• _Work instruction_:
The full listing is to be written out again, unchanged.
******
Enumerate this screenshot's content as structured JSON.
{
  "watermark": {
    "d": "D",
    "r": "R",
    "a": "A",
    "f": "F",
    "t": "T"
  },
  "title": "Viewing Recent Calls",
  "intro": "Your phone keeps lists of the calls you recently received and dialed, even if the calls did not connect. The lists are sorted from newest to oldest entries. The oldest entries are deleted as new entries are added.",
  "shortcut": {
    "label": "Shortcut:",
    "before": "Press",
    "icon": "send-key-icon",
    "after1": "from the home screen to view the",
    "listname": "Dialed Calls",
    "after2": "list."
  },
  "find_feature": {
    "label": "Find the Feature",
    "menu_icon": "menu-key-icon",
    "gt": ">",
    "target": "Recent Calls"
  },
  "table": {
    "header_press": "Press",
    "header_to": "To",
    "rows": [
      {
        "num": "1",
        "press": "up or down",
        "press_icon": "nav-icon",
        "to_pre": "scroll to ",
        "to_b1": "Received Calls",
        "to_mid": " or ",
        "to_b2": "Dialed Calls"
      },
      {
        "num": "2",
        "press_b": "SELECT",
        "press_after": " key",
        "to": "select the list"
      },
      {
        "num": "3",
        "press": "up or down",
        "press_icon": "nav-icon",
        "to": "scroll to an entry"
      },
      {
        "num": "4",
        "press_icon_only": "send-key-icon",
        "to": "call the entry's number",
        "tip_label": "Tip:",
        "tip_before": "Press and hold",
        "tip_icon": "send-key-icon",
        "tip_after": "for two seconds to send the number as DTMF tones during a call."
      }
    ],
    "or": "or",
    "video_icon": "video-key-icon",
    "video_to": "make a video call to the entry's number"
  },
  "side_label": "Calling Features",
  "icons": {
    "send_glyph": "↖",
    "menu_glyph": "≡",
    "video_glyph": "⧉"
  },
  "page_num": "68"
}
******
• _Task answer_:
Enumerate this screenshot's content as structured JSON.
{
  "watermark": {
    "d": "D",
    "r": "R",
    "a": "A",
    "f": "F",
    "t": "T"
  },
  "title": "Viewing Recent Calls",
  "intro": "Your phone keeps lists of the calls you recently received and dialed, even if the calls did not connect. The lists are sorted from newest to oldest entries. The oldest entries are deleted as new entries are added.",
  "shortcut": {
    "label": "Shortcut:",
    "before": "Press",
    "icon": "send-key-icon",
    "after1": "from the home screen to view the",
    "listname": "Dialed Calls",
    "after2": "list."
  },
  "find_feature": {
    "label": "Find the Feature",
    "menu_icon": "menu-key-icon",
    "gt": ">",
    "target": "Recent Calls"
  },
  "table": {
    "header_press": "Press",
    "header_to": "To",
    "rows": [
      {
        "num": "1",
        "press": "up or down",
        "press_icon": "nav-icon",
        "to_pre": "scroll to ",
        "to_b1": "Received Calls",
        "to_mid": " or ",
        "to_b2": "Dialed Calls"
      },
      {
        "num": "2",
        "press_b": "SELECT",
        "press_after": " key",
        "to": "select the list"
      },
      {
        "num": "3",
        "press": "up or down",
        "press_icon": "nav-icon",
        "to": "scroll to an entry"
      },
      {
        "num": "4",
        "press_icon_only": "send-key-icon",
        "to": "call the entry's number",
        "tip_label": "Tip:",
        "tip_before": "Press and hold",
        "tip_icon": "send-key-icon",
        "tip_after": "for two seconds to send the number as DTMF tones during a call."
      }
    ],
    "or": "or",
    "video_icon": "video-key-icon",
    "video_to": "make a video call to the entry's number"
  },
  "side_label": "Calling Features",
  "icons": {
    "send_glyph": "↖",
    "menu_glyph": "≡",
    "video_glyph": "⧉"
  },
  "page_num": "68"
}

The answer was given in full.